said; this is black ink and the other purplish. It was done by a thick pen, and
these are fine. No, it was done elsewhere, I should say. Can you make anything of the
No, sir, nothing.
What do you think, Mr. Mac?
It gives me the impression of a secret society of some
sort; the same with his badge upon the forearm.
Thats my idea, too, said White Mason.
Well, we can adopt it as a working hypothesis and then
see how far our difficulties disappear. An agent from such a society makes his way into
the house, waits for Mr. Douglas, blows his head nearly off with this weapon, and escapes
by wading the moat, after leaving a card beside the dead man, which will, when mentioned
in the papers, tell other members of the society that vengeance has been done.

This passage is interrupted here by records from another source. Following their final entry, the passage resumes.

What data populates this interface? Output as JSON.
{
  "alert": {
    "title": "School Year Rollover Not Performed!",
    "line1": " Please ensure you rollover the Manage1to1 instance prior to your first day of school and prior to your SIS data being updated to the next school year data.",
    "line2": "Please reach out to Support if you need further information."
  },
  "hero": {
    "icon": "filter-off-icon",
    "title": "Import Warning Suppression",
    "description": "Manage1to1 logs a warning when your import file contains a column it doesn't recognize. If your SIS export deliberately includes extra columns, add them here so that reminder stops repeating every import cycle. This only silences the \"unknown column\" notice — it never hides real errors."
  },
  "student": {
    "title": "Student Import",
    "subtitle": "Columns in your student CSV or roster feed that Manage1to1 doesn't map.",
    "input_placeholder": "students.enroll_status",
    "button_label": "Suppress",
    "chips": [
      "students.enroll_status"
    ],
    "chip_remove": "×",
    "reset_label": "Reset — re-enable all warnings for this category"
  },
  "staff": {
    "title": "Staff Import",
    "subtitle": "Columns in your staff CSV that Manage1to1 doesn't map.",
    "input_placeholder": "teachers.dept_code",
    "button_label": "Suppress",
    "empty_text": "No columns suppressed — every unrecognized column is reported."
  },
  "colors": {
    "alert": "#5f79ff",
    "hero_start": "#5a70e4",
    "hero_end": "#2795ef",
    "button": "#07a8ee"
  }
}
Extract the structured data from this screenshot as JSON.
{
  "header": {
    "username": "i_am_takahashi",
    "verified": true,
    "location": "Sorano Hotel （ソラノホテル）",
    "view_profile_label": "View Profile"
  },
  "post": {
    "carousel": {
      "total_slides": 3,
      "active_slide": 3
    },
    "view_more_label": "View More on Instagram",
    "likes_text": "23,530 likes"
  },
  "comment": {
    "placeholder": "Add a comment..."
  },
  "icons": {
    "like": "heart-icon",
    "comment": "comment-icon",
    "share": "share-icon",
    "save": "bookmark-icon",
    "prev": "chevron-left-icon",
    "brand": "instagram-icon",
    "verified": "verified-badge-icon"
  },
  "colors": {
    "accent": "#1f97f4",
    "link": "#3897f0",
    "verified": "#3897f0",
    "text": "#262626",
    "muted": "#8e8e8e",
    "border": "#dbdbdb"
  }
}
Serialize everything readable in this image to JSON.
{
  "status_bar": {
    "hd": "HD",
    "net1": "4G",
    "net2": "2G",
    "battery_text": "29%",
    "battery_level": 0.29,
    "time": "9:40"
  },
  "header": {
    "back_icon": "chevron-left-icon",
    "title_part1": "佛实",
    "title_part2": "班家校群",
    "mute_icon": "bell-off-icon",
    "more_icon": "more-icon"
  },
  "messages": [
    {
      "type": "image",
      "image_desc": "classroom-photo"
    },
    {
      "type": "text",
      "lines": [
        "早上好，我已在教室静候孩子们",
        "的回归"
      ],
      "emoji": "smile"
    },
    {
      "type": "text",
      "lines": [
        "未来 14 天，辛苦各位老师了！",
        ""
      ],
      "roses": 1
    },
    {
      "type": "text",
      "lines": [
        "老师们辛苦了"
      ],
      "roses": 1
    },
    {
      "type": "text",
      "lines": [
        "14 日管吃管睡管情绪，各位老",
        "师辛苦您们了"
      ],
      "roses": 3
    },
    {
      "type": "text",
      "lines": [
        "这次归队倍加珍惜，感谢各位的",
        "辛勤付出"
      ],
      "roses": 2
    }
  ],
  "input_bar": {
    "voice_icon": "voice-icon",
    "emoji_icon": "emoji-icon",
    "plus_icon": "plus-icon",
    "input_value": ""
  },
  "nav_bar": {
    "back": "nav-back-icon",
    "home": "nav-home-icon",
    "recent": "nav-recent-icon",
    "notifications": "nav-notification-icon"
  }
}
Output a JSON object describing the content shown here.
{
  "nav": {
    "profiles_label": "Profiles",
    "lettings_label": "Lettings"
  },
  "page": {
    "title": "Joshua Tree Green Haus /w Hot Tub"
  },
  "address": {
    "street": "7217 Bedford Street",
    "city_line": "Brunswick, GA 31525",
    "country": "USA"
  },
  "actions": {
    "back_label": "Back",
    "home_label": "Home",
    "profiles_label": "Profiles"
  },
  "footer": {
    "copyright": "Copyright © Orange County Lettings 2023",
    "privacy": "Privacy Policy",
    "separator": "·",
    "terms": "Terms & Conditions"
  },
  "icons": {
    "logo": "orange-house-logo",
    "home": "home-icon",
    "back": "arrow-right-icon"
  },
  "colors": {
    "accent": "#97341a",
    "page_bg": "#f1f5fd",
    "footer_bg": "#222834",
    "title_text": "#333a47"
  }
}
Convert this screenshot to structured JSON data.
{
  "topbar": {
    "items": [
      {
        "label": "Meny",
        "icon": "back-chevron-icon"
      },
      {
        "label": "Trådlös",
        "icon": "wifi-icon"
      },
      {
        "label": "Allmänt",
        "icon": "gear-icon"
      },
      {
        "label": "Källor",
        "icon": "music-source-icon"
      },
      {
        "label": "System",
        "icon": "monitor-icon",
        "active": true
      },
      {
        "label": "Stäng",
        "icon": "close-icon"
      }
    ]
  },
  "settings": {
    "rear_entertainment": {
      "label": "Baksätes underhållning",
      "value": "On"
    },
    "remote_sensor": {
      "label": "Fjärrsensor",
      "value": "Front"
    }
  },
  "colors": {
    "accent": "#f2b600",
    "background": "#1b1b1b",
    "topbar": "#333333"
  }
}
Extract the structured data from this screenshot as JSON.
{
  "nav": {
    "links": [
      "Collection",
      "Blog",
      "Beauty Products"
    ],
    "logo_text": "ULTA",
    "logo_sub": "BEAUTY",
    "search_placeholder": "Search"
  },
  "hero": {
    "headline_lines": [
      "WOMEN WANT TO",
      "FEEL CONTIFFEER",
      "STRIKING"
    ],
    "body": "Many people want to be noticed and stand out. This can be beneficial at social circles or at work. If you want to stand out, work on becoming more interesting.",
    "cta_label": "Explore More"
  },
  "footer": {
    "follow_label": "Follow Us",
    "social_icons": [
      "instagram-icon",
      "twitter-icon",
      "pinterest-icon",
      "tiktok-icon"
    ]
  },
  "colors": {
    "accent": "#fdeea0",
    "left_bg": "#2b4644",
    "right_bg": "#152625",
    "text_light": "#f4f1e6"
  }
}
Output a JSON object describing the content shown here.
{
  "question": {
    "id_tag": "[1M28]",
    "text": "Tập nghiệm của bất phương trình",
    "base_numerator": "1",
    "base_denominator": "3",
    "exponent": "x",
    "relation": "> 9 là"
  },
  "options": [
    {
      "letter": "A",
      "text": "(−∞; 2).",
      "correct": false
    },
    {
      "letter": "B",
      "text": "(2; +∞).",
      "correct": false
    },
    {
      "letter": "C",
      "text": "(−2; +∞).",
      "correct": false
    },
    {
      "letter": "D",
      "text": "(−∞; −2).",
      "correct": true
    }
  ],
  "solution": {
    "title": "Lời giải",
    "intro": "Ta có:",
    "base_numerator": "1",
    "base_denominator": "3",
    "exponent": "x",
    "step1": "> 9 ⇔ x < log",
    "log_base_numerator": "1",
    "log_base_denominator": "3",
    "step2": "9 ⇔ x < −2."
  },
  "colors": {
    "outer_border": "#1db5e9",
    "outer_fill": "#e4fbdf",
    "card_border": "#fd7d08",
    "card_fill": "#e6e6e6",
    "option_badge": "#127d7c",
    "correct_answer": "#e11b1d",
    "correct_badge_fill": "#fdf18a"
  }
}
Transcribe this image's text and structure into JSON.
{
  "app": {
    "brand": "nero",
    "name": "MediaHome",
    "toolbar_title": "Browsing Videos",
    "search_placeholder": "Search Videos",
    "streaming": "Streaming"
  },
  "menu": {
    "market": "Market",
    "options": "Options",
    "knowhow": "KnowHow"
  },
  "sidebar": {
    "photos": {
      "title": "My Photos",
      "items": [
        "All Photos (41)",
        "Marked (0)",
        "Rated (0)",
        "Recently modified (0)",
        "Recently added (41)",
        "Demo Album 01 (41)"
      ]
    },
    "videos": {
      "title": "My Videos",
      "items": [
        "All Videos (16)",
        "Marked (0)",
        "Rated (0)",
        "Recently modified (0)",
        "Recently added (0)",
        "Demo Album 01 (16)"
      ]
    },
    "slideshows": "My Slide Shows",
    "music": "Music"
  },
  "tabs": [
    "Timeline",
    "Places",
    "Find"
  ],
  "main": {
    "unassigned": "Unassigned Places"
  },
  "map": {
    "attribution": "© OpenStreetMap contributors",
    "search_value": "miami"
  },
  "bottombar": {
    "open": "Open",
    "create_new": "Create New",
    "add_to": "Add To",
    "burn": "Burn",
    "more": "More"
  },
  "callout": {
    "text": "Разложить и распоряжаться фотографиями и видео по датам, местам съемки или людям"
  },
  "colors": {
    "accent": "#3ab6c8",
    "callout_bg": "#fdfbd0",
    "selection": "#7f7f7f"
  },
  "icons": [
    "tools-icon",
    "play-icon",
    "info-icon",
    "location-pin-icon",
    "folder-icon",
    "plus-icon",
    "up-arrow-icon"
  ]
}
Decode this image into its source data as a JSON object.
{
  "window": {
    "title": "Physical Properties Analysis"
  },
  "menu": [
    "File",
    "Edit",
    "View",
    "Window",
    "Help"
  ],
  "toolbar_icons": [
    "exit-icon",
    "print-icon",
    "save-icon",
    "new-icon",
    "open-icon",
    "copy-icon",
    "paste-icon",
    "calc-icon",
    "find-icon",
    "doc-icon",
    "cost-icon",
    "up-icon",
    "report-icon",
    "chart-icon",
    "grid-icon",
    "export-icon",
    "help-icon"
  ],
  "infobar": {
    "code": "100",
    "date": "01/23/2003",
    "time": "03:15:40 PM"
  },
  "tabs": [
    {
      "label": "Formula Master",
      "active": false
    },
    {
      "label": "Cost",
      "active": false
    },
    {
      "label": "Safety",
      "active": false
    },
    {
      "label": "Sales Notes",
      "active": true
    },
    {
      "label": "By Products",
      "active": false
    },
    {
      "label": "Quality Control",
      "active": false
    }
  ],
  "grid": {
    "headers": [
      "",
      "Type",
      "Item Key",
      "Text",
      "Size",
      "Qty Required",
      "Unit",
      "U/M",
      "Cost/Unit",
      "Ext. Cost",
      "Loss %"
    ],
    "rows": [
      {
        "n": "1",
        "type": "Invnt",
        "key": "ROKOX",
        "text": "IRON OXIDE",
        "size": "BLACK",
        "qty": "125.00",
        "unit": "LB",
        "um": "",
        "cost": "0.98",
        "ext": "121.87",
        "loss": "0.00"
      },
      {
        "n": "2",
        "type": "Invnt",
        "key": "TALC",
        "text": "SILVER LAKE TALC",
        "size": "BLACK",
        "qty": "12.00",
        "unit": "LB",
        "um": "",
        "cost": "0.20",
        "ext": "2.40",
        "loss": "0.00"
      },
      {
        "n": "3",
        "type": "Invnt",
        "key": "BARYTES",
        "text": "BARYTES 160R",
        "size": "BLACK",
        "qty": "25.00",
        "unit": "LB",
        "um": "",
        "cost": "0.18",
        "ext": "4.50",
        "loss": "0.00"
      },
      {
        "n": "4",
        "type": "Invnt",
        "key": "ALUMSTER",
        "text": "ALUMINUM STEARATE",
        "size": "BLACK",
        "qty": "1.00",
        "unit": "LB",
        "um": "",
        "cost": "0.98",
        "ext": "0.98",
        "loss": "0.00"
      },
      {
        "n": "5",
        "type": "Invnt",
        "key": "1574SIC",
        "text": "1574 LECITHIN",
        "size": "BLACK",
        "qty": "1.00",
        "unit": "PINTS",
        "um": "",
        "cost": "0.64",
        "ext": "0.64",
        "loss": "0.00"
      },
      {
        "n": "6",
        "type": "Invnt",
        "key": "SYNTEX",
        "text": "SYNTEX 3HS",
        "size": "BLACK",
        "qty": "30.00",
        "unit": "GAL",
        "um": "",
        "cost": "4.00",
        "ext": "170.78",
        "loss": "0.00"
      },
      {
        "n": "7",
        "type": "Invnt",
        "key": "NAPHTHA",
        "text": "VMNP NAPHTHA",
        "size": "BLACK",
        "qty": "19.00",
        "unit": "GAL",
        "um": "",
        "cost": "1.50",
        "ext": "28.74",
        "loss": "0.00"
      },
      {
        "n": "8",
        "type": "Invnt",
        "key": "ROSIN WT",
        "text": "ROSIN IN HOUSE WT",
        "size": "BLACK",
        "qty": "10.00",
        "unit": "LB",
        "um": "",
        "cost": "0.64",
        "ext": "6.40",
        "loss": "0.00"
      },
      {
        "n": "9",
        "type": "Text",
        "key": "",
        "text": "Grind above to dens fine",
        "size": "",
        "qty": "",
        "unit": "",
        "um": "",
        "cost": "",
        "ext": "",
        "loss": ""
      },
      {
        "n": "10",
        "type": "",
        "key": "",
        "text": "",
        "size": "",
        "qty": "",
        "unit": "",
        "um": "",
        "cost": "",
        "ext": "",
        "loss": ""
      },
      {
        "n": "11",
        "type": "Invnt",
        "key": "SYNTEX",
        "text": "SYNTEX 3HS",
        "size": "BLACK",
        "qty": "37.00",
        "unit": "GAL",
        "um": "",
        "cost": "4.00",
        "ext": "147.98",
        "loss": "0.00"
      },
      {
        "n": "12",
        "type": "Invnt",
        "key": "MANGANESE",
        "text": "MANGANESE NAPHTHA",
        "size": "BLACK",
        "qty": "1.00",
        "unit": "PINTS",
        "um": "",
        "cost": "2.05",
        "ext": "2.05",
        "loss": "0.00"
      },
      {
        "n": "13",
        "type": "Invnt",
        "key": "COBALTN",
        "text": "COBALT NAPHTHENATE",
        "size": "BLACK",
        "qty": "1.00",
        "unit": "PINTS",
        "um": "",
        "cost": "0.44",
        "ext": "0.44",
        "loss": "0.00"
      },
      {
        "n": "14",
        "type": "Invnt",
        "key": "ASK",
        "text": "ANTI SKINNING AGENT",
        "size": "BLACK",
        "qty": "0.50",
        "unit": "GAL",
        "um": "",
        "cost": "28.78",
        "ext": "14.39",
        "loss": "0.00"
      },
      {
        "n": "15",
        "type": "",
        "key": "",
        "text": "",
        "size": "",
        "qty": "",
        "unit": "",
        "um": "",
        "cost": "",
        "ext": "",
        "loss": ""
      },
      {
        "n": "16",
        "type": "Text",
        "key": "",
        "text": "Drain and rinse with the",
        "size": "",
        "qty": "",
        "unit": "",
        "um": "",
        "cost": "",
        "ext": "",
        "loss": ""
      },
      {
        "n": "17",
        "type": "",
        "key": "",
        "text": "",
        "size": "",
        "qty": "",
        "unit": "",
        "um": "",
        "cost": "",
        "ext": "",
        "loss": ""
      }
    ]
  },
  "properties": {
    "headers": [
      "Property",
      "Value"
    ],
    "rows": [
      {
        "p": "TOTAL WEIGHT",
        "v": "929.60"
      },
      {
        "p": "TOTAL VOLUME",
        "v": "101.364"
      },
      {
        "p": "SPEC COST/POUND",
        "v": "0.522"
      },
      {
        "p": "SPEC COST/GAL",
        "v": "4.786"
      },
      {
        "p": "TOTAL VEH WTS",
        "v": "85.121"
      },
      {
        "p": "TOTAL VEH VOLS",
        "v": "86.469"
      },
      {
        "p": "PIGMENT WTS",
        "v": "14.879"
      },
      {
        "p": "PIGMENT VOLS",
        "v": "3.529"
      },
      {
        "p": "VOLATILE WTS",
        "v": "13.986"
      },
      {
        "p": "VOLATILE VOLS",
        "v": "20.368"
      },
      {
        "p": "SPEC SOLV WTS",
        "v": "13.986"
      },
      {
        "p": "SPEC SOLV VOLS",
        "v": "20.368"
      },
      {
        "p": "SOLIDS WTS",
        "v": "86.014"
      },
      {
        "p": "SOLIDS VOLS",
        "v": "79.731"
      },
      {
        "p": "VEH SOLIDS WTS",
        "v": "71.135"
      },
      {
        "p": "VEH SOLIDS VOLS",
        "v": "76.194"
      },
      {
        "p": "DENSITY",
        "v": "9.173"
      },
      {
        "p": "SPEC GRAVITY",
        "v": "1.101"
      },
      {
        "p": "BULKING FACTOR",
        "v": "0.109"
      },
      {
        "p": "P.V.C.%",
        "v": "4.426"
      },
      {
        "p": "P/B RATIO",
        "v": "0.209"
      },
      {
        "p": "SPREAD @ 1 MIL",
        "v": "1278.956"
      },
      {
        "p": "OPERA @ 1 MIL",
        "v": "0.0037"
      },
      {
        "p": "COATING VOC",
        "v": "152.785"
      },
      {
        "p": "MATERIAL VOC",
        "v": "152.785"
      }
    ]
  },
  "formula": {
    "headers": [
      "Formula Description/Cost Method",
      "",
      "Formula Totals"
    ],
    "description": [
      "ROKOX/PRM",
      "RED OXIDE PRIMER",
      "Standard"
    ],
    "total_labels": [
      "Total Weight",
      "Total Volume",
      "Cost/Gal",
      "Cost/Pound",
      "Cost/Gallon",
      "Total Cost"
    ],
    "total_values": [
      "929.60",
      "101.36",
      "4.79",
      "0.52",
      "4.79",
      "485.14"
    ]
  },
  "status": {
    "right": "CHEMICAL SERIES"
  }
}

That all
hangs together. But why this gun, of all weapons?
And why the missing ring?
And why no arrest? Its past two now. I take it for
granted that since dawn every constable within forty miles has been looking out for a wet
That is so, Mr. Holmes.
Well, unless he has a burrow close by or a change of
clothes ready, they can hardly miss him. And yet they have missed him up to now!
Holmes had gone to the window and was examining with his lens the blood mark on the sill.
It is clearly the tread of a shoe. It is remarkably broad; a splay-foot, one would
say. Curious, because, so far as one can trace any footmark in this mud-stained corner,
one would say it was a more shapely sole. However, they are certainly very indistinct.
Whats this under the side table?
Mr. Douglass dumb-bells, said Ames.
Dumb-belltheres only one. Wheres the
I dont know, Mr. Holmes. There may have been only
one. I have not noticed them for months.
One dumb-bell Holmes said seriously;
but his remarks were interrupted by a sharp knock at the door.
A tall, sunburned, capable-looking, clean-shaved man looked in
at us. I had no difficulty in guessing that it was the Cecil Barker of whom I had heard.
His masterful eyes travelled quickly with a questioning glance from face to face.
Sorry to interrupt your consultation, said he,
but you should hear the latest news.
No such luck. But theyve found his bicycle. The
fellow left his bicycle behind him. Come and have a look. It is within a hundred yards of
the hall door.
We found three or four grooms and idlers standing in the drive
inspecting a  bicycle
which had been drawn out from a clump of evergreens in which it had been concealed. It was
a well used Rudge-Whitworth, splashed as from a considerable journey. There was a
saddlebag with spanner and oilcan, but no clue as to the owner.
It would be a grand help to the police, said the
inspector, if these things were numbered and registered. But we must be thankful for
what weve got. If we cant find where he went to, at least we are likely to get
where he came from. But what in the name of all that is wonderful made the fellow leave it
behind? And how in the world has he got away without it? We dont seem to get a gleam
of light in the case, Mr. Holmes.
Dont we? my friend answered thoughtfully.